In the end Klinsmann espouses a style of roster management that would not be unfamiliar to Henry Kissinger and his Realpolitik acolytes of the Cold War era. Their ultimate argument was that America had outgrown the high-minded moralism and optimism of Wilsonian foreign policy. The world was a harder place than that, and so we must meet it with the cold steel of reality. There is no room for lofty ideals when your political vision is teetering on anarchic dissolution.
Klinsmann may have rode in on waves of Wilsonian sentiment – we will take beautiful soccer to the masses because we can be a beacon for it – but he is a Cold War era politician. He plays three defensive midfielders against inferior opponents, starts defenders in the midfield, deploys a box-to-box midfielder as the creative spark, wants back-to-goal forward play out of every striker regardless of skill set, shuffles lineups based on defensive utility rather than creative impetus.
This is Realpolitik. He is talking to us through his deployments, telling us that he does not believe in high-mindedness when there are trenches to be dug. And perhaps that he does not believe the U.S. has the horses to play in the way he wants. Whatever that style may be.
His roster choices follow suit. He favors that which is known over all else, which can help explain why Gonzalez, whose form at Pachuca I don’t think Klinsmann trusts, was left off the roster essentially for Michael Orozco, who’s never been particularly good for the national team. But he scored at the Azteca and has been with Klinsmann for longer. The practicality of Realpolitik in action. With Klinsmann it trumps the idealism of an Omar Gonzalez reclamation project each and every day of the week.
Gonzalez provided him some rope for the decision with a shaky 66 minutes against Guatemala in March. But to level all the fire at Gonzalez for one of the poorest team-wide performances in recent memory looks like picking one man out of a lineup as the guiltiest of equal thieves. Orozco was just as bad. He is here. Gonzalez is not.
I feel for Gonzalez. His omission is easily the most troubling, far outpacing Morris and whoever else. I think even addled minds can argue Wondo over Morris. I don’t think the same can be said for whoever elbowed Gonzalez out of the final discussion. The center back position for the USMNT is thin and desperately awaiting the moment Matt Miazga becomes 90-minute ready for Big Teams. Until then, there is a gap you struggle to envision Steve Birnbaum and John Brooks and Michael Orozco filling.
Gonzalez, though, is the Great Unknown. Over the last four months he has openly flouted his brutal calendar 2015 and molted into something else.
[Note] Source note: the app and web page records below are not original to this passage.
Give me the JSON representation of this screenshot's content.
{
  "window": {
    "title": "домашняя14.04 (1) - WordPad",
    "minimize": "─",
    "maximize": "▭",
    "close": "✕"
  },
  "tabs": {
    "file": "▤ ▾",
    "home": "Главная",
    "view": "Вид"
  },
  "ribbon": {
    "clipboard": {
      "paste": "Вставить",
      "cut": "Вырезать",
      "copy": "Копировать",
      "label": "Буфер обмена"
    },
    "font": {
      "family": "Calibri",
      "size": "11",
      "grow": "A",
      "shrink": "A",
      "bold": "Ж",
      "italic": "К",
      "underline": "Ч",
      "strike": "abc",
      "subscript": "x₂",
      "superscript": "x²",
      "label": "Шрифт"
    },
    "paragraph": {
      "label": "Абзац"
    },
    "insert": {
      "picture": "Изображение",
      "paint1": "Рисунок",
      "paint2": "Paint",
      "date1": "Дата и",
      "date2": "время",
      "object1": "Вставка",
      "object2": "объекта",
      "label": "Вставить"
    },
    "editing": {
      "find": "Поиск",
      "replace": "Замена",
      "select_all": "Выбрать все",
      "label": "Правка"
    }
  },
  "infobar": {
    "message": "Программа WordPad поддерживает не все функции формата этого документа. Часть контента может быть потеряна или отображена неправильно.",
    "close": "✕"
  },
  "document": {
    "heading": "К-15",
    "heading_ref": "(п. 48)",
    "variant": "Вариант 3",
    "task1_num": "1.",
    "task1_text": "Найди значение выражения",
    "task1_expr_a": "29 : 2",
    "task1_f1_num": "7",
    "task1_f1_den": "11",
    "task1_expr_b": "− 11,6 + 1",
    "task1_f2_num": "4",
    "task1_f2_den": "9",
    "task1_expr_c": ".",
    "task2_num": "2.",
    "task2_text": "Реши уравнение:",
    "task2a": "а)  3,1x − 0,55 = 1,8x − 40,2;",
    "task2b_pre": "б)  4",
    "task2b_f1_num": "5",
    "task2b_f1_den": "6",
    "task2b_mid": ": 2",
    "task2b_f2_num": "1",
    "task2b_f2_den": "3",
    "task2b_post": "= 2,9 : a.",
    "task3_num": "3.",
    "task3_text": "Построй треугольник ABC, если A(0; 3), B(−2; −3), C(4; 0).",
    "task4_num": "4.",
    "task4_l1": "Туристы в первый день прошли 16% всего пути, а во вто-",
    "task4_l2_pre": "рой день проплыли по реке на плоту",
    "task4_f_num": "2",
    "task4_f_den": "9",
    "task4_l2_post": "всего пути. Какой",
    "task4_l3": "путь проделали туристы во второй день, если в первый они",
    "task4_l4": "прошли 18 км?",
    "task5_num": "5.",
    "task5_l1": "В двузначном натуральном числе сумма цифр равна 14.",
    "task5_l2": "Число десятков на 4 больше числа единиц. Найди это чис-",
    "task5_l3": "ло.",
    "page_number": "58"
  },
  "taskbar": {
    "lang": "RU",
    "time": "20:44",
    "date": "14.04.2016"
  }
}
Whether Klinsmann sees that or not, Gonzalez might well be the best American center back of the moment. Despite everything, he will be watching the Copa America with the rest of us.